**INSTRUCTIONS FOR THE TASK**:
With the entries below as the source, tally the lines that contain the string "temple" and give the number only.

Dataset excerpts
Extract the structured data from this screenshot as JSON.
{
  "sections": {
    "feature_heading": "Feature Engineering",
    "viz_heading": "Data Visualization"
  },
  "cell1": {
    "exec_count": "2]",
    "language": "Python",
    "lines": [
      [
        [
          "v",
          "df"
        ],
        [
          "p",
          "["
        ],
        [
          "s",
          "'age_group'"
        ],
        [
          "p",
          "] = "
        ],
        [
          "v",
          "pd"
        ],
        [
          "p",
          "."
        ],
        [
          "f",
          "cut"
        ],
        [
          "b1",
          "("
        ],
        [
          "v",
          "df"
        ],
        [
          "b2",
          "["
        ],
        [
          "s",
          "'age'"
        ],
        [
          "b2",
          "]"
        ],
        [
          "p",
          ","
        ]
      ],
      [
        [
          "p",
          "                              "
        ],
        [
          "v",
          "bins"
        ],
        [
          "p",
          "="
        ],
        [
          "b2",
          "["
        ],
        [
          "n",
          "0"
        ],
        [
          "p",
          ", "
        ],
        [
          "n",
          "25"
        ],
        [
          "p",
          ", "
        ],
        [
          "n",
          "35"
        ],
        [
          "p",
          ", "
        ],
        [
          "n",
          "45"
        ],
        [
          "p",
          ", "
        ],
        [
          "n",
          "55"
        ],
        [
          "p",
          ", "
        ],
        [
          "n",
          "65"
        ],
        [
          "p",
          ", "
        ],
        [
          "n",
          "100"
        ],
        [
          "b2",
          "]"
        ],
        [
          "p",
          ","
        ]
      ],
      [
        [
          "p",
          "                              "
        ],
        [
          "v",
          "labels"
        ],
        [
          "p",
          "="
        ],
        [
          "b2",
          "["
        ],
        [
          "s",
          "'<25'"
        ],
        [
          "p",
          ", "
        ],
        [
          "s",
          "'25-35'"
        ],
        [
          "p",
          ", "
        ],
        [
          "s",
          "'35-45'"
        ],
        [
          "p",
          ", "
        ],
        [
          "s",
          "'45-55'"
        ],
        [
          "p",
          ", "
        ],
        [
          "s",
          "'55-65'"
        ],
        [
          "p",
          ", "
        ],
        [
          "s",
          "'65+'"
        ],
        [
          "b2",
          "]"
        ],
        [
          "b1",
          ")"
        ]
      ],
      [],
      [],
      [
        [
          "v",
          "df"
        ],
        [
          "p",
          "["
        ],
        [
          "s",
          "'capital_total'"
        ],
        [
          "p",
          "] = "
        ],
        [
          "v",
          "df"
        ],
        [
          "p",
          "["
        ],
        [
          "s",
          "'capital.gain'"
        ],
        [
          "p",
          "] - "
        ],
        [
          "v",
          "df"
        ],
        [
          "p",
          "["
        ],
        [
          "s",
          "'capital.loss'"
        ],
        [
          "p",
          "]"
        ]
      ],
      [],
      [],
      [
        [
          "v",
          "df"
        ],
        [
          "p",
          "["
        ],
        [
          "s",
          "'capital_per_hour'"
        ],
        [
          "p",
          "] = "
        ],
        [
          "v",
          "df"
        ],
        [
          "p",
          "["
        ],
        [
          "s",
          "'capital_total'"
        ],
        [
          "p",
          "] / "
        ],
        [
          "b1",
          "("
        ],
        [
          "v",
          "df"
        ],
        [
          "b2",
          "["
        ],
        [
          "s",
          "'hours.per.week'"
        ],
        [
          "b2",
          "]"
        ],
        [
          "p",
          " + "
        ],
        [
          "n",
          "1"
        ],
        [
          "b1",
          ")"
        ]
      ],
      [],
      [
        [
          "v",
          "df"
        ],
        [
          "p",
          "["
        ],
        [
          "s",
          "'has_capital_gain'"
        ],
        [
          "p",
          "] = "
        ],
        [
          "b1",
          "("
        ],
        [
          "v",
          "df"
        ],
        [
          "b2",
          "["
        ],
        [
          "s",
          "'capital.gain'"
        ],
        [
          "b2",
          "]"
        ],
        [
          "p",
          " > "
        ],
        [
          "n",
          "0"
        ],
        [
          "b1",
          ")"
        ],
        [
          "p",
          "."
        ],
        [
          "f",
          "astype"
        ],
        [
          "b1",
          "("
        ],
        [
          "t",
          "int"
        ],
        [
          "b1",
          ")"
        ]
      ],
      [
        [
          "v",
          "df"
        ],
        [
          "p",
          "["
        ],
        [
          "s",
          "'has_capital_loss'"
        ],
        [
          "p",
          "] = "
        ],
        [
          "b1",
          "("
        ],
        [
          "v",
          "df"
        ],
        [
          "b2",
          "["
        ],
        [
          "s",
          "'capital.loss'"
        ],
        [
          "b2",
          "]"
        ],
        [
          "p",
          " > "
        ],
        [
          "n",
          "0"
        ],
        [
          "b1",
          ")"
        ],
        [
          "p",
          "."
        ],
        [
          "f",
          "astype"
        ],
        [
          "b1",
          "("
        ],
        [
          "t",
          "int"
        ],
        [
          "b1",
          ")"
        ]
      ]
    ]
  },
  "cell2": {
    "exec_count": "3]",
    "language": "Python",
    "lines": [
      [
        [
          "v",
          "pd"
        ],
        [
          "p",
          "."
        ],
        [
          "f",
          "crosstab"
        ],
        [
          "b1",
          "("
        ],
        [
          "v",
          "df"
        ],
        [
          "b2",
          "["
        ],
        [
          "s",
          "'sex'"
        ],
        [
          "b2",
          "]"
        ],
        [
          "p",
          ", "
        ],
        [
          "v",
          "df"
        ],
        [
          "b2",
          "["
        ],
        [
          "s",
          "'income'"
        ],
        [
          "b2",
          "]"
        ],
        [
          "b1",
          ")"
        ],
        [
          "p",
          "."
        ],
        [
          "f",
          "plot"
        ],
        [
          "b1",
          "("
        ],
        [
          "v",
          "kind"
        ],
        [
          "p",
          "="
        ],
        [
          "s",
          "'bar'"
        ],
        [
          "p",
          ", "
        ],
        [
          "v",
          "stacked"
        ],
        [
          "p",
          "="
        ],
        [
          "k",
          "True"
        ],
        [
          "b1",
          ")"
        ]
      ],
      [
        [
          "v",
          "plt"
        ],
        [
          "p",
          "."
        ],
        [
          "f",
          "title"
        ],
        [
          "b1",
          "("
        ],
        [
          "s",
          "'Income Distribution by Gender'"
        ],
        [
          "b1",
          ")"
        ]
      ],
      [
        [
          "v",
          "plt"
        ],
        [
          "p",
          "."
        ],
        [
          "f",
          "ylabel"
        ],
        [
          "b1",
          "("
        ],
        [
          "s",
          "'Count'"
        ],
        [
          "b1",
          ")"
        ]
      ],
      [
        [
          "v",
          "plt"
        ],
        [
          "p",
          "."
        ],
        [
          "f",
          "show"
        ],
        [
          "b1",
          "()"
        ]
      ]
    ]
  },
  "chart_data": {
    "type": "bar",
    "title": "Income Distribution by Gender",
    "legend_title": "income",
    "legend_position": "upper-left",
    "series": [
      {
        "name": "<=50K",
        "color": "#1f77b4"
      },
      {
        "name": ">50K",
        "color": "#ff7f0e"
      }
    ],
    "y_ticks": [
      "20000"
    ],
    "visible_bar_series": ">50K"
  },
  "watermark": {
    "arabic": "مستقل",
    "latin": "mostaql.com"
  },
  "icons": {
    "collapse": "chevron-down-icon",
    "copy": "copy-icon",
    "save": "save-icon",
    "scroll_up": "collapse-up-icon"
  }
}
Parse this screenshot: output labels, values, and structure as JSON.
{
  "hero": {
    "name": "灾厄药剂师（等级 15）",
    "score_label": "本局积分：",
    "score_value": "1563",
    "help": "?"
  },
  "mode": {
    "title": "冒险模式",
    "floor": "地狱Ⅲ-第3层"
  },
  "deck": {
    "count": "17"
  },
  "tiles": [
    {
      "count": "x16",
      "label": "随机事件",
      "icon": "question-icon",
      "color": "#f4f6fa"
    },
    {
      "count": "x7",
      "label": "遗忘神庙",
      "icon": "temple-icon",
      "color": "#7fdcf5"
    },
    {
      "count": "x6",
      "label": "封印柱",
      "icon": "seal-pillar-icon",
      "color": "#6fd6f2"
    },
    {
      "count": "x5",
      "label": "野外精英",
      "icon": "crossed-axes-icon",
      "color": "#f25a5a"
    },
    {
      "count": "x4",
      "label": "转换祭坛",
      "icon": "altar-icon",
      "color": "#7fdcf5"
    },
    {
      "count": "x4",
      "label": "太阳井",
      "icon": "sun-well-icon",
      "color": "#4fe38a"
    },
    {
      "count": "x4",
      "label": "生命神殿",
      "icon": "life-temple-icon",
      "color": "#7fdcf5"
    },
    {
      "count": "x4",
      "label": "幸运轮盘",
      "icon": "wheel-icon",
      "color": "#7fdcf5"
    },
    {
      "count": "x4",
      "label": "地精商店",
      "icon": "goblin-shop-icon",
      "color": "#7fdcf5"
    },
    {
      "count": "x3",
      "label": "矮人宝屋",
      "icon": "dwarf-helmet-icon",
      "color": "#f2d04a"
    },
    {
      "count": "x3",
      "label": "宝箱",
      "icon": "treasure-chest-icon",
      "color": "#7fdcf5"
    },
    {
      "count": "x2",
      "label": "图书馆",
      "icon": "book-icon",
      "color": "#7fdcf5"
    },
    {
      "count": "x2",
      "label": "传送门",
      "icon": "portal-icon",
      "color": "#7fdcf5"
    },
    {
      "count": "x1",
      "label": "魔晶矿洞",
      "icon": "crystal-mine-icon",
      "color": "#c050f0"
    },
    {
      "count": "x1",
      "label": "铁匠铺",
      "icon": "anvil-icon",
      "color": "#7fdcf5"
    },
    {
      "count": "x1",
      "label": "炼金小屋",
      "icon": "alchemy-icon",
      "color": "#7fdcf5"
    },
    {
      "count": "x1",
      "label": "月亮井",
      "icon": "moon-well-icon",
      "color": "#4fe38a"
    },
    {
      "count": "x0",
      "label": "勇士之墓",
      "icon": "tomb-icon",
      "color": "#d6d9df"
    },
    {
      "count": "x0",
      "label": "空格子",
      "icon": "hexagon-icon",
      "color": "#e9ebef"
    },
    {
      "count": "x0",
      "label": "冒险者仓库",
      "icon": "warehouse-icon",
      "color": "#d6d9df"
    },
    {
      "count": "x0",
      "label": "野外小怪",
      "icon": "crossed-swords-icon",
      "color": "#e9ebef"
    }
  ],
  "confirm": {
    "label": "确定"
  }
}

**RESULT FOR THIS EXERCISE**:
2